I've been enjoying the holiday break and spending some quality time with the family. I went to Teachers Golf Day on the Monday at the wonderful Murray Bridge Golf Club. I was my usual inconsistent self mixing in two birdies with some atrocious holes including sailing a long tee shot over the out-of-bounds fence onto someone's gravel driveway. On Tuesday we took the boys to see Over The Hedge at the cinema. I still marvel at the amazing animation in children's films these days especially after we saw Cars the other week as well. The first ten minutes of that movie were a sensory spectacular - I loved the realistic shine and gleam on the animated cars as they jockeyed for position on the precisely detailed track, putting even an X-Box 360 to shame. I still have to consciously remind myself that the "wow" factor I experience isn't necessarily the same for my sons - in fact, because it is so "real" I wonder if the blurred distinction between the real world and animated world is impossible to detect in their malleable minds. Certainly, in my youth, cartoons like The Roadrunner Show and Huckleberry Hound didn't have that problem.

Every evening though, I fire up the laptop and spend some time tweaking and preparing for my blogging workshop at the upcoming CEGSA conference. Now North Americans might all head to NECC but in this part of the world, this conference is a big deal. So,I've been fussing over a Powerpoint slideshow that will serve as a backdrop/brain prompt/presentation tool and trying to observe some of the ideas and philosophies I've read over at Presentation Zen. I'm trying to keep text to short memorable phrases (Be a contributor, not just a consumer) and a simple colour scheme in line with the "less is more" approach. I went hunting through the Creative Commons section of Flickr for some handy images and ended up looking at Leigh Blackall's Networked Learning images. I loved the overcast sky on the first pic and that became the genesis of a simple idea for my own presentation.
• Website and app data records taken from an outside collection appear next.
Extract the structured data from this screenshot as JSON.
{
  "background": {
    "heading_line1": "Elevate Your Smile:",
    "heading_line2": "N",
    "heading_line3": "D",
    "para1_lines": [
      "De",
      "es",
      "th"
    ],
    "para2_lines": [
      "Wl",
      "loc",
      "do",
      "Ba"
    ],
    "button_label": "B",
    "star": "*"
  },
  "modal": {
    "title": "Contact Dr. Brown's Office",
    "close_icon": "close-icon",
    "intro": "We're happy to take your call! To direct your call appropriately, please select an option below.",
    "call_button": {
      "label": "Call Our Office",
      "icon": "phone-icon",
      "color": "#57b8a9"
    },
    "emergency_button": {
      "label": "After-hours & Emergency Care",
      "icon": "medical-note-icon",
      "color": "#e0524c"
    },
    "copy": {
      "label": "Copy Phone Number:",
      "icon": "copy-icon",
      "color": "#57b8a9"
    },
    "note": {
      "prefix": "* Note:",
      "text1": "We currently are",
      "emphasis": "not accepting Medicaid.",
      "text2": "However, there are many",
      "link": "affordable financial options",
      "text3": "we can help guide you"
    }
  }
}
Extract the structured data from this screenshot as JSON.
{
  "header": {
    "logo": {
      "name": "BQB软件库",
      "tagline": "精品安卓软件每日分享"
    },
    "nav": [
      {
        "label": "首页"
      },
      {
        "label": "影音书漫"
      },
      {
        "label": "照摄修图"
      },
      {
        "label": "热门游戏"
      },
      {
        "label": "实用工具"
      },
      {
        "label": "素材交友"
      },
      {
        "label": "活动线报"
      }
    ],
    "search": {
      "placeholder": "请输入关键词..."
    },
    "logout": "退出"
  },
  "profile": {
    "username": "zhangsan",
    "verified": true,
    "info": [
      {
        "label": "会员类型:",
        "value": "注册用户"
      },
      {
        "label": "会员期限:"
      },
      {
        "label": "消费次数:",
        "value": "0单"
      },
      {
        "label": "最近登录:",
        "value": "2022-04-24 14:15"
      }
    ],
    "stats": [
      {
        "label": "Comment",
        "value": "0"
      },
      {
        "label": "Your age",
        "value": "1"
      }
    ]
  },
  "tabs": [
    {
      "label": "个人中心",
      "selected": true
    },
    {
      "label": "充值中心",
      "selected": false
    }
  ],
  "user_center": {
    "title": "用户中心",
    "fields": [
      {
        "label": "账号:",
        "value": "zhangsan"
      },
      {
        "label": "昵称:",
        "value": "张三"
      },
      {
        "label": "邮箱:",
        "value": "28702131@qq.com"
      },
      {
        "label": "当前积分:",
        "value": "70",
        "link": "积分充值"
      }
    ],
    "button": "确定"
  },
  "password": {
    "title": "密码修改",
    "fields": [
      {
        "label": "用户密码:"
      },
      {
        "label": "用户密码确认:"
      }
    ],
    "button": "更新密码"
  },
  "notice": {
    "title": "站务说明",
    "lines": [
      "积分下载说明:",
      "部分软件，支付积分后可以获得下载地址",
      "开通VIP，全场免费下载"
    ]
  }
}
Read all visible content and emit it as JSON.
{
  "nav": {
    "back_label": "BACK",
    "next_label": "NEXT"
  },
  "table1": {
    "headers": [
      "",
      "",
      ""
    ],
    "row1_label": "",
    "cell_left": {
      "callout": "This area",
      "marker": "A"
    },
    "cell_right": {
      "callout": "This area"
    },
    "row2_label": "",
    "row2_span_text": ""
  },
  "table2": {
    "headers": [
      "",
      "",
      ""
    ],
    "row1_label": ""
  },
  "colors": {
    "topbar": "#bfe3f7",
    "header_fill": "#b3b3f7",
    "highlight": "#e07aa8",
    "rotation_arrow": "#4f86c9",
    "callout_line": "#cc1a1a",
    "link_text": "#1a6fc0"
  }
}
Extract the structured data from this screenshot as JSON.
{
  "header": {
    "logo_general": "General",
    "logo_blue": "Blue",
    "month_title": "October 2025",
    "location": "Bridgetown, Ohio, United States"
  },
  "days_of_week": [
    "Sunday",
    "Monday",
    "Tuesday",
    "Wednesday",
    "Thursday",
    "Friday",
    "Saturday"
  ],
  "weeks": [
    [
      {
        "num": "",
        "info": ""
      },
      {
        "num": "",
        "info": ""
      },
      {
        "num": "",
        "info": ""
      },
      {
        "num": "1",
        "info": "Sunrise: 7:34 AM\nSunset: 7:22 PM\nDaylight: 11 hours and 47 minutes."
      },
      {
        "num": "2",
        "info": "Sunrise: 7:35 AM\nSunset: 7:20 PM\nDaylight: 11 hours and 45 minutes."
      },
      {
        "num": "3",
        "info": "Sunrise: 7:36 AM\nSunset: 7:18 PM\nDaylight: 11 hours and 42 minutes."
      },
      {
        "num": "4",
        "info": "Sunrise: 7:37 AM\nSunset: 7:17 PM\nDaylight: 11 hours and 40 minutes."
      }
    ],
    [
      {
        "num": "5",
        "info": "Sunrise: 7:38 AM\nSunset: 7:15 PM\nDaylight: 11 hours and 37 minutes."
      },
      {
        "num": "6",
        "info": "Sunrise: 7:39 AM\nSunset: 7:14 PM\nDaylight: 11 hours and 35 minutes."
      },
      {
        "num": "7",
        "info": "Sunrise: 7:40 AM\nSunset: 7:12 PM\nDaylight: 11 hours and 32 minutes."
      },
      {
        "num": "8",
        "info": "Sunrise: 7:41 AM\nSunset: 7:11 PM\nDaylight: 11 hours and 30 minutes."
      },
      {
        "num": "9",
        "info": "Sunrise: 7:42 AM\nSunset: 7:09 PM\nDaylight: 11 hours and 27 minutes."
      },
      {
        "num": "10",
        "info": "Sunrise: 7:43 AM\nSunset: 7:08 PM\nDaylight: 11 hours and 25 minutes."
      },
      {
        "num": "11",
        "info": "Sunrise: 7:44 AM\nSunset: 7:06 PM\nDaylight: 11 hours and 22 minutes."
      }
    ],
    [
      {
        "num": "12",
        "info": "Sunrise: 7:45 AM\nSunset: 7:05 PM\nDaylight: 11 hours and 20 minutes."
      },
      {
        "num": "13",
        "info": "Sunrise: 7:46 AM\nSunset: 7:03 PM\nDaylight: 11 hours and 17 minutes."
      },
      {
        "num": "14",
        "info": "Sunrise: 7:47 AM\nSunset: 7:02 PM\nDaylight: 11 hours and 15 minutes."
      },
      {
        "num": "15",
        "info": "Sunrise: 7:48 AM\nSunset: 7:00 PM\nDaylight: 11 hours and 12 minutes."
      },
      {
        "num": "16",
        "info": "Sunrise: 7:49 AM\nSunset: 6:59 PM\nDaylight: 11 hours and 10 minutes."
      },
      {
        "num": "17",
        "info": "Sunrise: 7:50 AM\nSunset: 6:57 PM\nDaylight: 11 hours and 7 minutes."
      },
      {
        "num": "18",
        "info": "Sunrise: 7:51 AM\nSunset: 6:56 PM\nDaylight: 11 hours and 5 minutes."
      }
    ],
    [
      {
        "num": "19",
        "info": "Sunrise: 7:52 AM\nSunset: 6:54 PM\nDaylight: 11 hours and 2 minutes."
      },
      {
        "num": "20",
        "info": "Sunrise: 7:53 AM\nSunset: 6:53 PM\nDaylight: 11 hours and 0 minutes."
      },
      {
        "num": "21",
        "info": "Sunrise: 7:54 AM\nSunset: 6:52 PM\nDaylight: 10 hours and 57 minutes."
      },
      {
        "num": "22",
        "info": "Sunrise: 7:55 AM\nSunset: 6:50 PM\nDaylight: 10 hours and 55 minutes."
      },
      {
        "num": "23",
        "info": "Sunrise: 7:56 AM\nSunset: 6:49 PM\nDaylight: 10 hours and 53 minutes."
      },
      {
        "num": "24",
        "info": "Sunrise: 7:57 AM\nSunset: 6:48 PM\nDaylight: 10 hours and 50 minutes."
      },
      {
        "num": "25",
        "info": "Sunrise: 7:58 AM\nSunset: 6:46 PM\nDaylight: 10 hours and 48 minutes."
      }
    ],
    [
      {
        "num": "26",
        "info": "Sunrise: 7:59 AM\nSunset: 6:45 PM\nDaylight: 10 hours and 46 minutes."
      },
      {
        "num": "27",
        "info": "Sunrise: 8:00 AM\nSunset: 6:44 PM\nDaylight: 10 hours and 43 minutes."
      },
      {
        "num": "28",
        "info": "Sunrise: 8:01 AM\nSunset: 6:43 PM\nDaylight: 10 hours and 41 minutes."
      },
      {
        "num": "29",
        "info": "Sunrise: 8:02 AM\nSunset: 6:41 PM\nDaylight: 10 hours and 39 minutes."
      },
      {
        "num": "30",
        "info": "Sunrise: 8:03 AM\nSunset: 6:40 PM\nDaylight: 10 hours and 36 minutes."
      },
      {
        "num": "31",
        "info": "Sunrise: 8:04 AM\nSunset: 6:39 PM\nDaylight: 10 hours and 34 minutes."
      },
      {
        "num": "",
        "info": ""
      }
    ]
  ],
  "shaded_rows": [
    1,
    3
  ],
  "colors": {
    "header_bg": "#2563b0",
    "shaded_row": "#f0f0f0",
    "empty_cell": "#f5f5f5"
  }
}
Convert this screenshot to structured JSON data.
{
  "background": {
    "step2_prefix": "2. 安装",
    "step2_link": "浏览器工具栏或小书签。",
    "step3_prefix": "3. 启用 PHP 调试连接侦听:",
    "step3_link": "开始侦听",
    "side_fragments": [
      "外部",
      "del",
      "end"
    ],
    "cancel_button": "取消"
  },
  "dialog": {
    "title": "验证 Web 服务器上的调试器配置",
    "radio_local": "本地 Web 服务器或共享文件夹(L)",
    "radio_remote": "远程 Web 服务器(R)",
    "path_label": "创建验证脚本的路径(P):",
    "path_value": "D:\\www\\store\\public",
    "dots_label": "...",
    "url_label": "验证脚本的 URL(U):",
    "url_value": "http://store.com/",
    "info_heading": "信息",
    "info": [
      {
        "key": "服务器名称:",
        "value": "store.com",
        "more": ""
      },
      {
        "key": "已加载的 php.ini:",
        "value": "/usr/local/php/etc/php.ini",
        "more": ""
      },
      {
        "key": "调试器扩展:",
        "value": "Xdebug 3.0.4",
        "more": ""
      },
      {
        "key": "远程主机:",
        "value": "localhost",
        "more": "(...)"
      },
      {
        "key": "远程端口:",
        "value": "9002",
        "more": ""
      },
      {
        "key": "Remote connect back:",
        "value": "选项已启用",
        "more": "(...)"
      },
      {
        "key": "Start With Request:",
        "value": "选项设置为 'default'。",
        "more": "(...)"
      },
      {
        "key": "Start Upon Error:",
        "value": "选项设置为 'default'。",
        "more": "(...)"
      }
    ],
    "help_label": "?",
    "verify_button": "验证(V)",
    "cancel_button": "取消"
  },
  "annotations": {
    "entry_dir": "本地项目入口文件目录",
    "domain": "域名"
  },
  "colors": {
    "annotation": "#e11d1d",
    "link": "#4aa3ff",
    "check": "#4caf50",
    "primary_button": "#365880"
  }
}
Armed with our Canon Ixus 500, I went out in the backyard and took some shots of the afternoon sky to use. My youngest child, Joshua, followed me out and I ended up pushing him on the swing for a fair while. This worked out well because the weather and clouds kept changing, presenting me with new potential backdrops.

One thing leads to another.... (Leigh's image first, followed by mine)
What's the point of this post? Not too sure but I think I've been somewhat influenced by the Daniel Pink book, "A Whole New Mind." If anyone couldn't tell, I've just finished the section on Design which is influencing the way I'm going to present my message. I've also read Story and some of my diagrams like my QuikMap of my Commenting Community will help with that aspect. Now to keep reading the section on Symphony to pull the whole thing together.